Nester said the uniform also protected Soldiers from the flash of their weapons as he prepared for his role in an artillery demonstration. Four Soldiers flanked a mountain howitzer as each of their roles were explained. Nester handed the number two man a round and it was seated and loaded. After it was properly sited the number four man pulled a lanyard as the others plugged their ears and the artillery demonstration concluded with a bang.

In between the canon and row of tents were women dressed in long dresses and bonnets. Lori Siltman, Trinity Christian Academy history teacher, and Alma Shappel played the role of laundresses. To keep the Soldiers' clothes clean and looking good, the laundresses traveled with the troops and were paid a wage of $1 per month for each Soldier's laundry. Laundry was more than just a chore at the time as the women had to make their own soap and starch, and it took them about 30 minutes to iron just one pair of pants.

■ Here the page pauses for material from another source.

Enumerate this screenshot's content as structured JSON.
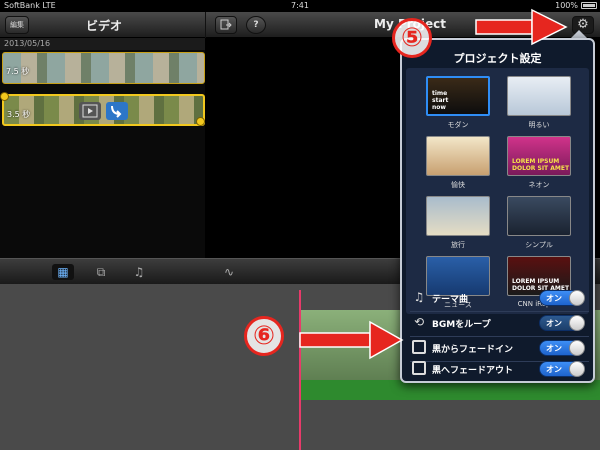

From cleaning clothes to making ammunition, women also supported Soldiers by making the cartridges used for shooting the enemy. Although it was not made at Fort Sill, the Soldiers who established the fort carried the ammunition with them as they were settling the land and securing the reservations.

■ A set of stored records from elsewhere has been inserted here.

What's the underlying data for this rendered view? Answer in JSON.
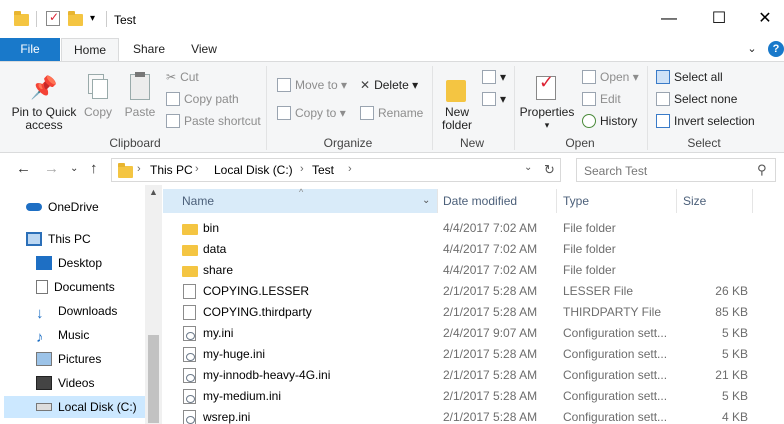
{
  "window": {
    "title": "Test"
  },
  "tabs": {
    "file": "File",
    "home": "Home",
    "share": "Share",
    "view": "View"
  },
  "ribbon": {
    "clipboard": {
      "label": "Clipboard",
      "pin": "Pin to Quick access",
      "copy": "Copy",
      "paste": "Paste",
      "cut": "Cut",
      "copy_path": "Copy path",
      "paste_shortcut": "Paste shortcut"
    },
    "organize": {
      "label": "Organize",
      "move_to": "Move to",
      "copy_to": "Copy to",
      "delete": "Delete",
      "rename": "Rename"
    },
    "new": {
      "label": "New",
      "new_folder": "New folder"
    },
    "open": {
      "label": "Open",
      "properties": "Properties",
      "open": "Open",
      "edit": "Edit",
      "history": "History"
    },
    "select": {
      "label": "Select",
      "select_all": "Select all",
      "select_none": "Select none",
      "invert": "Invert selection"
    }
  },
  "address": {
    "crumbs": [
      "This PC",
      "Local Disk (C:)",
      "Test"
    ],
    "search_placeholder": "Search Test"
  },
  "nav": [
    {
      "label": "OneDrive"
    },
    {
      "label": "This PC"
    },
    {
      "label": "Desktop"
    },
    {
      "label": "Documents"
    },
    {
      "label": "Downloads"
    },
    {
      "label": "Music"
    },
    {
      "label": "Pictures"
    },
    {
      "label": "Videos"
    },
    {
      "label": "Local Disk (C:)"
    }
  ],
  "columns": {
    "name": "Name",
    "date": "Date modified",
    "type": "Type",
    "size": "Size"
  },
  "files": [
    {
      "name": "bin",
      "date": "4/4/2017 7:02 AM",
      "type": "File folder",
      "size": "",
      "icon": "folder"
    },
    {
      "name": "data",
      "date": "4/4/2017 7:02 AM",
      "type": "File folder",
      "size": "",
      "icon": "folder"
    },
    {
      "name": "share",
      "date": "4/4/2017 7:02 AM",
      "type": "File folder",
      "size": "",
      "icon": "folder"
    },
    {
      "name": "COPYING.LESSER",
      "date": "2/1/2017 5:28 AM",
      "type": "LESSER File",
      "size": "26 KB",
      "icon": "doc"
    },
    {
      "name": "COPYING.thirdparty",
      "date": "2/1/2017 5:28 AM",
      "type": "THIRDPARTY File",
      "size": "85 KB",
      "icon": "doc"
    },
    {
      "name": "my.ini",
      "date": "2/4/2017 9:07 AM",
      "type": "Configuration sett...",
      "size": "5 KB",
      "icon": "ini"
    },
    {
      "name": "my-huge.ini",
      "date": "2/1/2017 5:28 AM",
      "type": "Configuration sett...",
      "size": "5 KB",
      "icon": "ini"
    },
    {
      "name": "my-innodb-heavy-4G.ini",
      "date": "2/1/2017 5:28 AM",
      "type": "Configuration sett...",
      "size": "21 KB",
      "icon": "ini"
    },
    {
      "name": "my-medium.ini",
      "date": "2/1/2017 5:28 AM",
      "type": "Configuration sett...",
      "size": "5 KB",
      "icon": "ini"
    },
    {
      "name": "wsrep.ini",
      "date": "2/1/2017 5:28 AM",
      "type": "Configuration sett...",
      "size": "4 KB",
      "icon": "ini"
    }
  ]
}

Cal Kinzer, Oklahoma State University Institute of Technology history instructor, explained how the 1864 Springfield rifle was used by infantrymen when Fort Sill was founded in 1869.

"St. Louis was one of many places where ammunition was distributed. The ammunition would be issued out in boxes with 1,000 rounds of ammunition in each box. A Soldier would normally carry 40 rounds but if they were expecting a major battle they would just get extra packages and put them in their pockets or their knapsacks," said Kinzer.

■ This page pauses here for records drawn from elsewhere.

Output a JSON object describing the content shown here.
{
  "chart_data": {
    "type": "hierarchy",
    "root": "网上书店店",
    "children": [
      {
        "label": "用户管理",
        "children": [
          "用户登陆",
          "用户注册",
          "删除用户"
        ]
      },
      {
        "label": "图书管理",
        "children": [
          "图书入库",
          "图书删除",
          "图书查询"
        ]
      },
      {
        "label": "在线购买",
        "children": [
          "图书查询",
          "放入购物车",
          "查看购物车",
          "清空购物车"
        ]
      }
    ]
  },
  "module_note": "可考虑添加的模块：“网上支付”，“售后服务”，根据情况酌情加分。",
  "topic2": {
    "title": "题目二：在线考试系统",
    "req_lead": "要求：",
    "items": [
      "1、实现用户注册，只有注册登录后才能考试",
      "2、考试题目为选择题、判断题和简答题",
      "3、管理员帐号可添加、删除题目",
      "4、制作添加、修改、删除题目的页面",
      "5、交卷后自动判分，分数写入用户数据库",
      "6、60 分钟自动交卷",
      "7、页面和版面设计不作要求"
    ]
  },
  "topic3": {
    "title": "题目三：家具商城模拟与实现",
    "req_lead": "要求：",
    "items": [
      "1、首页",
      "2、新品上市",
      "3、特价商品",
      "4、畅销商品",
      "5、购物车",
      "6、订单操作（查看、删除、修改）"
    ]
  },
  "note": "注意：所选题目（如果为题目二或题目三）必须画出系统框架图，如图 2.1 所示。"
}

Looking at the living arrangements made some in the crowd think modern day camping was a luxury in comparison.

"They couldn't believe there was no running water or bathrooms inside," said Michelle Mabry, facility operation specialist.

As far as living back in the 1860s, Apache High School student, Sara Cramer, said she would not have enjoyed it.

"I wouldn't like it because we're kind of spoiled in our generation. It would have been hard."

In front of the barracks sat re-enactors for K Company, 4th U.S. Cavalry. With their horses tied to a tree, they explained their role in patrolling the land.

"It's after the Civil War. They didn't have anything to do so they came out and settled the west," said T.E. Mayo, auctioneer. "One of the main roles the cavalry was used for was as scouts. They would ride in front of the armies and send couriers back to tell them, 'OK, we have an enemy force up here and this is what they've got."

He said they also helped in the search for Geronimo.

Although the cavalry was on horseback, other scout re-enactors stated mules were their ride of choice.

"George Crook, the guy responsible for talking Geronimo into coming in and giving up, rode a mule," said Tim Poteete, Museum of the Great Plains living history interpreter.

Although Geronimo never went through with it, Poteete went on to explain that mules are more even tempered than horses even though horses became more popular as time went on.

Although the Frontier Army Days were meant to show the difference in the way Soldiers lived and fought when Fort Sill came to be, there were some themes that have lasted into today's troops. Like the idea of a battle-buddy, known back then as "pards."

"It's a lonely time. A lot of young men leaving home for the first time 16, 17, 18 years old. And men left their families, their wives, their children. These men needed camaraderie. So they shortened the word partner and it became a more endearing word-"pards." So during the hard times of training and in the hard times of battle and the fatigue of long marches they had their "pards" to lean on," said Cleon Plunk, Fort Sill Museum volunteer.

Frank Siltman, Fort Sill Museum director also believes there are things that transcended through time. Namely a Soldier's willingness to get the job done.

"There are timeless principles of soldiering. Whether it's today in Iraq or Afghanistan or in 1869 on the frontier. Soldiers are going off into distant locations and they've got to function as a unit," said Siltman. "Life was hard and yet people were willing to be here to do their jobs."

Page last updated Thu October 21st, 2010 at 14:56